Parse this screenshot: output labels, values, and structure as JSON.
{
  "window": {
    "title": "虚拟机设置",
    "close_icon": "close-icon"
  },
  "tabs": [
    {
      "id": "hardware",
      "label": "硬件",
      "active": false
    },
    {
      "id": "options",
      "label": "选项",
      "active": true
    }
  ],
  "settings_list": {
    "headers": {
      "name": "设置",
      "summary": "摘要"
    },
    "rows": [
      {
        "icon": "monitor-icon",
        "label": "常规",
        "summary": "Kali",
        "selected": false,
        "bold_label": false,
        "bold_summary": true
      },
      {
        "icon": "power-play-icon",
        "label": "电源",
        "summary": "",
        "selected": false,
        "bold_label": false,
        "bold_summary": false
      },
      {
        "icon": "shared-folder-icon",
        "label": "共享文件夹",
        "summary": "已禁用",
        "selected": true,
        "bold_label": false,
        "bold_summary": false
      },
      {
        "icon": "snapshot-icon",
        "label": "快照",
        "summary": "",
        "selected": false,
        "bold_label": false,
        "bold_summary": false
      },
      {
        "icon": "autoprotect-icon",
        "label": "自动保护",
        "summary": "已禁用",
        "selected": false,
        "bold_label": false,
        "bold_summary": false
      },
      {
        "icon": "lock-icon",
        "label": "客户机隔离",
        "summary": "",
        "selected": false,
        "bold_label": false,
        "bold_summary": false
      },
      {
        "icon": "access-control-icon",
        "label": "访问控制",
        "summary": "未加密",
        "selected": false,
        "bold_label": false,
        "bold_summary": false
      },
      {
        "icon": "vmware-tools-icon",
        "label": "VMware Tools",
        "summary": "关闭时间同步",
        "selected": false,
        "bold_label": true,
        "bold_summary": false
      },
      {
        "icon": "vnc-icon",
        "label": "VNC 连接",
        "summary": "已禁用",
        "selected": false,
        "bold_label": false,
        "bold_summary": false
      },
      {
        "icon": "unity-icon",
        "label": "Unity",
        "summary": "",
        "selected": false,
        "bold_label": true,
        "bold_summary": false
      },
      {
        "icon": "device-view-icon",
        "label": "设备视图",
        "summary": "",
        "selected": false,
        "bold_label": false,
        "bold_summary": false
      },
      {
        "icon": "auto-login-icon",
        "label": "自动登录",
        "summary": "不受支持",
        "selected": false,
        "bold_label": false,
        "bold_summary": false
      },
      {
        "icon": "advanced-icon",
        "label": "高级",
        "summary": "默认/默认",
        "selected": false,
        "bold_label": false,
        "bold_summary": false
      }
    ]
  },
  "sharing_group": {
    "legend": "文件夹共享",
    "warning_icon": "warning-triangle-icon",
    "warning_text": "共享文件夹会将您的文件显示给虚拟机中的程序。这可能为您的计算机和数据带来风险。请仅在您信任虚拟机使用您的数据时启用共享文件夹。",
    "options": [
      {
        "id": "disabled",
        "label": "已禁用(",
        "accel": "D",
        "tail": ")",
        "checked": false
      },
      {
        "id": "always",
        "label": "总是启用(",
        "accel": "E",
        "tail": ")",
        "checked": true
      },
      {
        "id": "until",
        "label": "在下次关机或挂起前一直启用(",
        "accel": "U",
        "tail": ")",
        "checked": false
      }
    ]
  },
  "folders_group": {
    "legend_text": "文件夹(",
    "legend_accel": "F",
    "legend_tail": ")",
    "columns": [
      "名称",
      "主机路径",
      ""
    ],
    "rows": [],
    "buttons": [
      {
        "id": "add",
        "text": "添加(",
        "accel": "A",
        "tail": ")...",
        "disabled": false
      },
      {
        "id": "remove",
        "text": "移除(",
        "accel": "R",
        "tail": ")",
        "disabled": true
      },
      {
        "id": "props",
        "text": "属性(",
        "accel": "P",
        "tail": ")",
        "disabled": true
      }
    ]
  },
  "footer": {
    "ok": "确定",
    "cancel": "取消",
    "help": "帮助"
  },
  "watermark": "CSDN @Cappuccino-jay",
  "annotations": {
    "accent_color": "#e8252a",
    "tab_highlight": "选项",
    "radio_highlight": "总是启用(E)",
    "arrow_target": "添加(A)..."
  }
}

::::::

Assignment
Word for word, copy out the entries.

Solution for this task
Parse this screenshot: output labels, values, and structure as JSON.
{
  "window": {
    "title": "虚拟机设置",
    "close_icon": "close-icon"
  },
  "tabs": [
    {
      "id": "hardware",
      "label": "硬件",
      "active": false
    },
    {
      "id": "options",
      "label": "选项",
      "active": true
    }
  ],
  "settings_list": {
    "headers": {
      "name": "设置",
      "summary": "摘要"
    },
    "rows": [
      {
        "icon": "monitor-icon",
        "label": "常规",
        "summary": "Kali",
        "selected": false,
        "bold_label": false,
        "bold_summary": true
      },
      {
        "icon": "power-play-icon",
        "label": "电源",
        "summary": "",
        "selected": false,
        "bold_label": false,
        "bold_summary": false
      },
      {
        "icon": "shared-folder-icon",
        "label": "共享文件夹",
        "summary": "已禁用",
        "selected": true,
        "bold_label": false,
        "bold_summary": false
      },
      {
        "icon": "snapshot-icon",
        "label": "快照",
        "summary": "",
        "selected": false,
        "bold_label": false,
        "bold_summary": false
      },
      {
        "icon": "autoprotect-icon",
        "label": "自动保护",
        "summary": "已禁用",
        "selected": false,
        "bold_label": false,
        "bold_summary": false
      },
      {
        "icon": "lock-icon",
        "label": "客户机隔离",
        "summary": "",
        "selected": false,
        "bold_label": false,
        "bold_summary": false
      },
      {
        "icon": "access-control-icon",
        "label": "访问控制",
        "summary": "未加密",
        "selected": false,
        "bold_label": false,
        "bold_summary": false
      },
      {
        "icon": "vmware-tools-icon",
        "label": "VMware Tools",
        "summary": "关闭时间同步",
        "selected": false,
        "bold_label": true,
        "bold_summary": false
      },
      {
        "icon": "vnc-icon",
        "label": "VNC 连接",
        "summary": "已禁用",
        "selected": false,
        "bold_label": false,
        "bold_summary": false
      },
      {
        "icon": "unity-icon",
        "label": "Unity",
        "summary": "",
        "selected": false,
        "bold_label": true,
        "bold_summary": false
      },
      {
        "icon": "device-view-icon",
        "label": "设备视图",
        "summary": "",
        "selected": false,
        "bold_label": false,
        "bold_summary": false
      },
      {
        "icon": "auto-login-icon",
        "label": "自动登录",
        "summary": "不受支持",
        "selected": false,
        "bold_label": false,
        "bold_summary": false
      },
      {
        "icon": "advanced-icon",
        "label": "高级",
        "summary": "默认/默认",
        "selected": false,
        "bold_label": false,
        "bold_summary": false
      }
    ]
  },
  "sharing_group": {
    "legend": "文件夹共享",
    "warning_icon": "warning-triangle-icon",
    "warning_text": "共享文件夹会将您的文件显示给虚拟机中的程序。这可能为您的计算机和数据带来风险。请仅在您信任虚拟机使用您的数据时启用共享文件夹。",
    "options": [
      {
        "id": "disabled",
        "label": "已禁用(",
        "accel": "D",
        "tail": ")",
        "checked": false
      },
      {
        "id": "always",
        "label": "总是启用(",
        "accel": "E",
        "tail": ")",
        "checked": true
      },
      {
        "id": "until",
        "label": "在下次关机或挂起前一直启用(",
        "accel": "U",
        "tail": ")",
        "checked": false
      }
    ]
  },
  "folders_group": {
    "legend_text": "文件夹(",
    "legend_accel": "F",
    "legend_tail": ")",
    "columns": [
      "名称",
      "主机路径",
      ""
    ],
    "rows": [],
    "buttons": [
      {
        "id": "add",
        "text": "添加(",
        "accel": "A",
        "tail": ")...",
        "disabled": false
      },
      {
        "id": "remove",
        "text": "移除(",
        "accel": "R",
        "tail": ")",
        "disabled": true
      },
      {
        "id": "props",
        "text": "属性(",
        "accel": "P",
        "tail": ")",
        "disabled": true
      }
    ]
  },
  "footer": {
    "ok": "确定",
    "cancel": "取消",
    "help": "帮助"
  },
  "watermark": "CSDN @Cappuccino-jay",
  "annotations": {
    "accent_color": "#e8252a",
    "tab_highlight": "选项",
    "radio_highlight": "总是启用(E)",
    "arrow_target": "添加(A)..."
  }
}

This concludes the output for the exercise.